TASK PROMPT: Your response should contain each line of the data that includes "ipsum".
■ ■ ■ ■ ■ ■ ■
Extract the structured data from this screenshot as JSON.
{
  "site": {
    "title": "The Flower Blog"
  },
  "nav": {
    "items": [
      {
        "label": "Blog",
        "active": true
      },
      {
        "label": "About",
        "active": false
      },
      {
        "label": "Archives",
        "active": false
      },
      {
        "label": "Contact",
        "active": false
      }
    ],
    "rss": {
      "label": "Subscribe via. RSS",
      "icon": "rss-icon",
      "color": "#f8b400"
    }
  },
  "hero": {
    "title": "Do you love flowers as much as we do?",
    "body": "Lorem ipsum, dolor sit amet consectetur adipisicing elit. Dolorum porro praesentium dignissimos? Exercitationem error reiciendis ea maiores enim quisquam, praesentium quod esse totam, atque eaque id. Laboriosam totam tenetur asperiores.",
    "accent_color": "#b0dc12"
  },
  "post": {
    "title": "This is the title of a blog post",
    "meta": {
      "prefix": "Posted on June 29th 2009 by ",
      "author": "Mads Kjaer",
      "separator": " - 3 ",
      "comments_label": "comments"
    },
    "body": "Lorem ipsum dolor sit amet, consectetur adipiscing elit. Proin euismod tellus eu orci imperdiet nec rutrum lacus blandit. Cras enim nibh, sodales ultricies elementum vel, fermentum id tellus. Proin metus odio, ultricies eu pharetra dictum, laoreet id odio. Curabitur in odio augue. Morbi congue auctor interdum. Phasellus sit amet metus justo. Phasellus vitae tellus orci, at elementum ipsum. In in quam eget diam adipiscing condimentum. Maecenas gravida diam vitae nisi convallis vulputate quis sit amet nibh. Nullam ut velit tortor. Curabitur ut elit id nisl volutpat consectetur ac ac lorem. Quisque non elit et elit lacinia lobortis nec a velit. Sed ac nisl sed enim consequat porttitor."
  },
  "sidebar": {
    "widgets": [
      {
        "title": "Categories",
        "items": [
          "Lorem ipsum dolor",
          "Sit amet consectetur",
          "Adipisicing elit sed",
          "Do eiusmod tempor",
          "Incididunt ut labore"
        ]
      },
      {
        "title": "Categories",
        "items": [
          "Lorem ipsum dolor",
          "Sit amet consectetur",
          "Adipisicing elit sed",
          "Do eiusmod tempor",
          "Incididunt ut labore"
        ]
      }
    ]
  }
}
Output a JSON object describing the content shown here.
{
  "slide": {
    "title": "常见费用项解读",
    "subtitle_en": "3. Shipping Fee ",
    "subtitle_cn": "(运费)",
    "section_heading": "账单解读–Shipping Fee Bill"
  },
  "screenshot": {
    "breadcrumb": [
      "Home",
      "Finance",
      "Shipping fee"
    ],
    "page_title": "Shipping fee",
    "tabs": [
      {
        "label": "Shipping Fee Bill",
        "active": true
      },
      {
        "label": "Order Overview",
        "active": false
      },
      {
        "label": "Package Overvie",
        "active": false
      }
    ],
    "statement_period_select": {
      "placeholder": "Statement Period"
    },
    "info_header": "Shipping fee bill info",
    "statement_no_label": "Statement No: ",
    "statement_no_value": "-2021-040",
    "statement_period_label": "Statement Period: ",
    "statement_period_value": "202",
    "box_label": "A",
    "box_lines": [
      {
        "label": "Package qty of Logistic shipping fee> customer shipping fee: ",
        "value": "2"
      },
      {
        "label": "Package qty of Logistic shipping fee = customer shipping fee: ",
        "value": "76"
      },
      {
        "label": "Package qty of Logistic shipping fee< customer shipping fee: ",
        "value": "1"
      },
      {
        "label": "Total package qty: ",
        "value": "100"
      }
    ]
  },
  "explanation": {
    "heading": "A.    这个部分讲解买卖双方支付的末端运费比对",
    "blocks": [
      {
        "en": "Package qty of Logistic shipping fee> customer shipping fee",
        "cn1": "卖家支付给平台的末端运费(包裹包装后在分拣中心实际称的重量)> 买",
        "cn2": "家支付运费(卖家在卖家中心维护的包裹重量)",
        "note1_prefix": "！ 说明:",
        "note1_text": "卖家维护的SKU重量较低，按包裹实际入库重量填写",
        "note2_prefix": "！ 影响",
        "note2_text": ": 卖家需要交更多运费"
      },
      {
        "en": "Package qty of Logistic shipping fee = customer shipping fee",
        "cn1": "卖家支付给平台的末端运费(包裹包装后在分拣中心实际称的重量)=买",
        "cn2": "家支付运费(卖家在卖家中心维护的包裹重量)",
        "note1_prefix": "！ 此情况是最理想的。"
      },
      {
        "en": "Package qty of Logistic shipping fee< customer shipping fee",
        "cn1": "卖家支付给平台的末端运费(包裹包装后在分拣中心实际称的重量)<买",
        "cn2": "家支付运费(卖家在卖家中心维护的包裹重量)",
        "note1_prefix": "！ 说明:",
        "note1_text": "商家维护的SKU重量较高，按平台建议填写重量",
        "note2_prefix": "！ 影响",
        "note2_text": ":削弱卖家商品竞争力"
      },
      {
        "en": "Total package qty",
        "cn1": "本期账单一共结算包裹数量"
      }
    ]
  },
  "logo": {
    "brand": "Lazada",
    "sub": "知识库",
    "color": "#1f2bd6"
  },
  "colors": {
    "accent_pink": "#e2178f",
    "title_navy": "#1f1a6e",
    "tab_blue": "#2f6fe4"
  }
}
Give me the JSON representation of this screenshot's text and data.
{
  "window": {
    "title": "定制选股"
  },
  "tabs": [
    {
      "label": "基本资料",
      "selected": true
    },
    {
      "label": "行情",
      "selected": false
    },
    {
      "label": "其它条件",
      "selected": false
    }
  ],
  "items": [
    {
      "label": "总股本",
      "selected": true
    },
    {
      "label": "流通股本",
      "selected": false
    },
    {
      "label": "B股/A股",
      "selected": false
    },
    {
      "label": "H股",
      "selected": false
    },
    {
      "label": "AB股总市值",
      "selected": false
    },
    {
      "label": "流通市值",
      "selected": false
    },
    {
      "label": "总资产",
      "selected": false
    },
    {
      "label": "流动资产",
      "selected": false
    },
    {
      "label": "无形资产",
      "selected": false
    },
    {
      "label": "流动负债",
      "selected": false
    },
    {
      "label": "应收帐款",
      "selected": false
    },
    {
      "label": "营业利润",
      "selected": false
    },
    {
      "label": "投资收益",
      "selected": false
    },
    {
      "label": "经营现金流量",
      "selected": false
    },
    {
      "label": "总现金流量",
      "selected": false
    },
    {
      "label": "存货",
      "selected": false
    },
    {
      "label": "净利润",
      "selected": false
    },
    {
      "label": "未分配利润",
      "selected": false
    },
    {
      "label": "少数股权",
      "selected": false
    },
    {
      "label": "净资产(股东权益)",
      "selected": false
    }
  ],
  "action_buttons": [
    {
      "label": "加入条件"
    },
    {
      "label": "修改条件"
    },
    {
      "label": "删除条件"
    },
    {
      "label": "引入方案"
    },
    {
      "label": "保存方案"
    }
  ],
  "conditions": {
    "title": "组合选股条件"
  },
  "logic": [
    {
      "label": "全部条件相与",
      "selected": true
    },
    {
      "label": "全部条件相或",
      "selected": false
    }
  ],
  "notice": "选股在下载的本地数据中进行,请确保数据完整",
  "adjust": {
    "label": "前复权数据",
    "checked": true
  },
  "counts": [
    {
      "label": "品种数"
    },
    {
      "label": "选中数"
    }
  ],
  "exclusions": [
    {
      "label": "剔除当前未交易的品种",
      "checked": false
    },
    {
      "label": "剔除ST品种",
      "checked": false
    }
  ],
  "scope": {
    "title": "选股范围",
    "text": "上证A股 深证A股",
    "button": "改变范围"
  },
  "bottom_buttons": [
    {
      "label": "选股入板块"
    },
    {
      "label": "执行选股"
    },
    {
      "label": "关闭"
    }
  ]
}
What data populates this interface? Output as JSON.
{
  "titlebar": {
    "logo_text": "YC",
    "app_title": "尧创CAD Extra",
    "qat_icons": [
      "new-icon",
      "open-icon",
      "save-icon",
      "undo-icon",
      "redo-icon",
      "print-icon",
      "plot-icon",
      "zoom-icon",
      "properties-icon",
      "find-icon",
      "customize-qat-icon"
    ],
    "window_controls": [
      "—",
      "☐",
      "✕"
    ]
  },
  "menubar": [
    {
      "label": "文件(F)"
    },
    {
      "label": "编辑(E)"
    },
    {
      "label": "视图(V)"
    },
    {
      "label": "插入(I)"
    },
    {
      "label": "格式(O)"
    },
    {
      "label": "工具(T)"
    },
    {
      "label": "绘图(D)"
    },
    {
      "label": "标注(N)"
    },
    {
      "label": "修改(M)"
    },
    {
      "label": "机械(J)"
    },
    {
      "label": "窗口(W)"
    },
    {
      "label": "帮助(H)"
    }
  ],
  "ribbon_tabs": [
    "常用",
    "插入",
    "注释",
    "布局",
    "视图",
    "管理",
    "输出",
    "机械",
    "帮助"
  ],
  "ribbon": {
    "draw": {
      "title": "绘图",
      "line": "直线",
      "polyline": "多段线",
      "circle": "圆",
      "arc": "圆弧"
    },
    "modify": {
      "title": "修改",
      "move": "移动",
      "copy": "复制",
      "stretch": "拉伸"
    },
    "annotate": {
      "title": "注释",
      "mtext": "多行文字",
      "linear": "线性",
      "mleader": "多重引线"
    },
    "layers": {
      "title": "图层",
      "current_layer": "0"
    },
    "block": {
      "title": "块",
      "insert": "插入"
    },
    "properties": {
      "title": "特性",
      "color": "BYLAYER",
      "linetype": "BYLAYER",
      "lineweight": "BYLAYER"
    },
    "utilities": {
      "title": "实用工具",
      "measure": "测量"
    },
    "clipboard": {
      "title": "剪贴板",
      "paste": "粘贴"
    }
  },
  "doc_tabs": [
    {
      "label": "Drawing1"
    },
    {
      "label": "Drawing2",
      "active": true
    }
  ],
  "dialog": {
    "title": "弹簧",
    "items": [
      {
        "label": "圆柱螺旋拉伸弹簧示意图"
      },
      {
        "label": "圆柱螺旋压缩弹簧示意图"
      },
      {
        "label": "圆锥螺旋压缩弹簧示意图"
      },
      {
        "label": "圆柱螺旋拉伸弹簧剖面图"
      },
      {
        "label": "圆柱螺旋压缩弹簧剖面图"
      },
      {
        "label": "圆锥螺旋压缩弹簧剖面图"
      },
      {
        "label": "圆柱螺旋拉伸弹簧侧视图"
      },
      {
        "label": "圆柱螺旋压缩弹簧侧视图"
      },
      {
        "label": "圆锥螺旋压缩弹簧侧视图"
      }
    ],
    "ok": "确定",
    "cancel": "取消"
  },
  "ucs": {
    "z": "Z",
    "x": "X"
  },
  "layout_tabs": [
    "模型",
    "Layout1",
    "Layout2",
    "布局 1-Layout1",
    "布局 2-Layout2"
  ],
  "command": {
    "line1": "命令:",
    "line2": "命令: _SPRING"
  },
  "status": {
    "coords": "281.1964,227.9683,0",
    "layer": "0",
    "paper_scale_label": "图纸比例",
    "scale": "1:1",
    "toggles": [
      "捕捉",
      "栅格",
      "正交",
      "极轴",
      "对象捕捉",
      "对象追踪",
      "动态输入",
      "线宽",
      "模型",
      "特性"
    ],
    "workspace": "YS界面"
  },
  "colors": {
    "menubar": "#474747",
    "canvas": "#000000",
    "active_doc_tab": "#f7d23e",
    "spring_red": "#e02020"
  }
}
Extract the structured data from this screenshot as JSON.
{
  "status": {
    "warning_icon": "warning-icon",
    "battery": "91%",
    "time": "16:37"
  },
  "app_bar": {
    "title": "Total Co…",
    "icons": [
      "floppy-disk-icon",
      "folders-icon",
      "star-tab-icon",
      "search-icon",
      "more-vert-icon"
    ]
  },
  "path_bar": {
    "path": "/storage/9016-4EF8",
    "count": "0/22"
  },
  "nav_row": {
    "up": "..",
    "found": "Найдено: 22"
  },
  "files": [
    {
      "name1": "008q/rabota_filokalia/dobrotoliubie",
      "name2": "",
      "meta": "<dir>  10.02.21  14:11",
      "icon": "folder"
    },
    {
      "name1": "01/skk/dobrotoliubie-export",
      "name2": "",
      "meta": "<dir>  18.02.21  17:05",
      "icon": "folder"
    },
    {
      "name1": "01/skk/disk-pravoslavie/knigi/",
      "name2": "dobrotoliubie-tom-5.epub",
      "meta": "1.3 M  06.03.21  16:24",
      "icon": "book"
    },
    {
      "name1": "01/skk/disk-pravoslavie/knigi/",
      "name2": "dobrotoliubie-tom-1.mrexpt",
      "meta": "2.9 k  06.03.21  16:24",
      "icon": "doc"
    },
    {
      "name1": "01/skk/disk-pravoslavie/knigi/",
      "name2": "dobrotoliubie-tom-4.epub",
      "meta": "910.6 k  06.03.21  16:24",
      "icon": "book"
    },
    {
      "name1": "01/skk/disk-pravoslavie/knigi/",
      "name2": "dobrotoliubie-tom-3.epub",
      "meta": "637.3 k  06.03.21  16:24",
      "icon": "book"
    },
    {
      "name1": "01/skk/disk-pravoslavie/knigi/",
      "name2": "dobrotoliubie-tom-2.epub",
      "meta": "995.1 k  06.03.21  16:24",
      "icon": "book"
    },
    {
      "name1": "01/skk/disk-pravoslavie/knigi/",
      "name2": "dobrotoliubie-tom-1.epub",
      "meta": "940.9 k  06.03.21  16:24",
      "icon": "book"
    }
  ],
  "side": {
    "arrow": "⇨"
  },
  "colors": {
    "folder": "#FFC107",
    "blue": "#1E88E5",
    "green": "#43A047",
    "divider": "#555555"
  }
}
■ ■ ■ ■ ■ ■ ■
RESULT:
    "body": "Lorem ipsum, dolor sit amet consectetur adipisicing elit. Dolorum porro praesentium dignissimos? Exercitationem error reiciendis ea maiores enim quisquam, praesentium quod esse totam, atque eaque id. Laboriosam totam tenetur asperiores.",
    "body": "Lorem ipsum dolor sit amet, consectetur adipiscing elit. Proin euismod tellus eu orci imperdiet nec rutrum lacus blandit. Cras enim nibh, sodales ultricies elementum vel, fermentum id tellus. Proin metus odio, ultricies eu pharetra dictum, laoreet id odio. Curabitur in odio augue. Morbi congue auctor interdum. Phasellus sit amet metus justo. Phasellus vitae tellus orci, at elementum ipsum. In in quam eget diam adipiscing condimentum. Maecenas gravida diam vitae nisi convallis vulputate quis sit amet nibh. Nullam ut velit tortor. Curabitur ut elit id nisl volutpat consectetur ac ac lorem. Quisque non elit et elit lacinia lobortis nec a velit. Sed ac nisl sed enim consequat porttitor."
          "Lorem ipsum dolor",
          "Lorem ipsum dolor",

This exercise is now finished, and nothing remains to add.